What you are asked to do: In the records below, which lines include "this"? Copy them.

Data shown:
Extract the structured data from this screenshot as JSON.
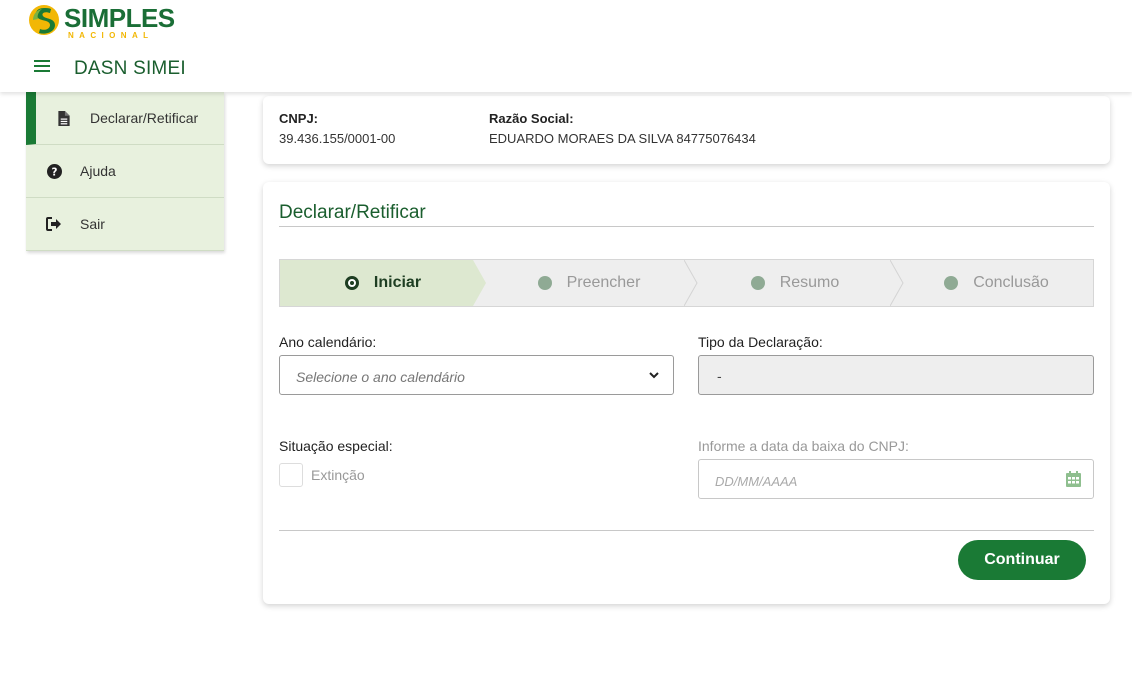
{
  "header": {
    "logo": {
      "main": "SIMPLES",
      "sub": "NACIONAL"
    },
    "app_title": "DASN SIMEI",
    "menu_icon": "hamburger-icon"
  },
  "sidebar": {
    "items": [
      {
        "label": "Declarar/Retificar",
        "icon": "file-icon",
        "active": true
      },
      {
        "label": "Ajuda",
        "icon": "question-circle-icon",
        "active": false
      },
      {
        "label": "Sair",
        "icon": "sign-out-icon",
        "active": false
      }
    ]
  },
  "info": {
    "cnpj_label": "CNPJ:",
    "cnpj_value": "39.436.155/0001-00",
    "razao_label": "Razão Social:",
    "razao_value": "EDUARDO MORAES DA SILVA 84775076434"
  },
  "main": {
    "title": "Declarar/Retificar",
    "steps": [
      {
        "label": "Iniciar",
        "active": true
      },
      {
        "label": "Preencher",
        "active": false
      },
      {
        "label": "Resumo",
        "active": false
      },
      {
        "label": "Conclusão",
        "active": false
      }
    ],
    "ano_label": "Ano calendário:",
    "ano_placeholder": "Selecione o ano calendário",
    "tipo_label": "Tipo da Declaração:",
    "tipo_value": "-",
    "situacao_label": "Situação especial:",
    "extincao_label": "Extinção",
    "baixa_label": "Informe a data da baixa do CNPJ:",
    "baixa_placeholder": "DD/MM/AAAA",
    "continue_label": "Continuar"
  },
  "colors": {
    "primary": "#1a7a35",
    "title_green": "#1a5e2e",
    "sidebar_bg": "#e8f1de",
    "step_active_bg": "#dde8d0",
    "logo_yellow": "#f2b705"
  }
}
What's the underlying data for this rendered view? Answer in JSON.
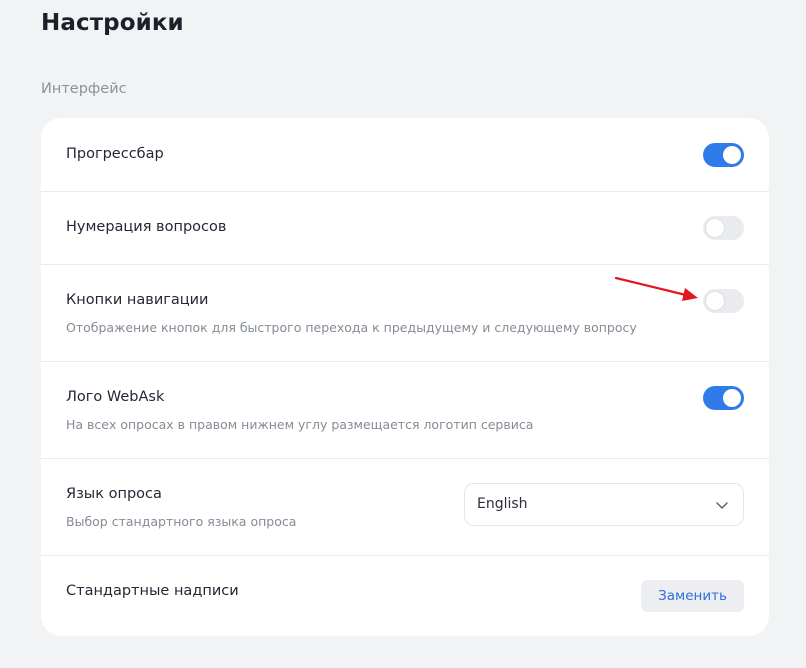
{
  "page": {
    "title": "Настройки",
    "section_label": "Интерфейс"
  },
  "settings": [
    {
      "title": "Прогрессбар",
      "description": "",
      "toggle": "on"
    },
    {
      "title": "Нумерация вопросов",
      "description": "",
      "toggle": "off"
    },
    {
      "title": "Кнопки навигации",
      "description": "Отображение кнопок для быстрого перехода к предыдущему и следующему вопросу",
      "toggle": "off"
    },
    {
      "title": "Лого WebAsk",
      "description": "На всех опросах в правом нижнем углу размещается логотип сервиса",
      "toggle": "on"
    }
  ],
  "language": {
    "title": "Язык опроса",
    "description": "Выбор стандартного языка опроса",
    "selected": "English"
  },
  "labels": {
    "title": "Стандартные надписи",
    "button_label": "Заменить"
  },
  "colors": {
    "accent": "#2f7bea",
    "annotation_arrow": "#e3171e"
  },
  "icons": {
    "select_chevron": "chevron-down-icon",
    "annotation": "red-arrow-icon"
  }
}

Your response:
Extract the structured data from this screenshot as JSON.
What's the underlying data for this rendered view? Answer in JSON.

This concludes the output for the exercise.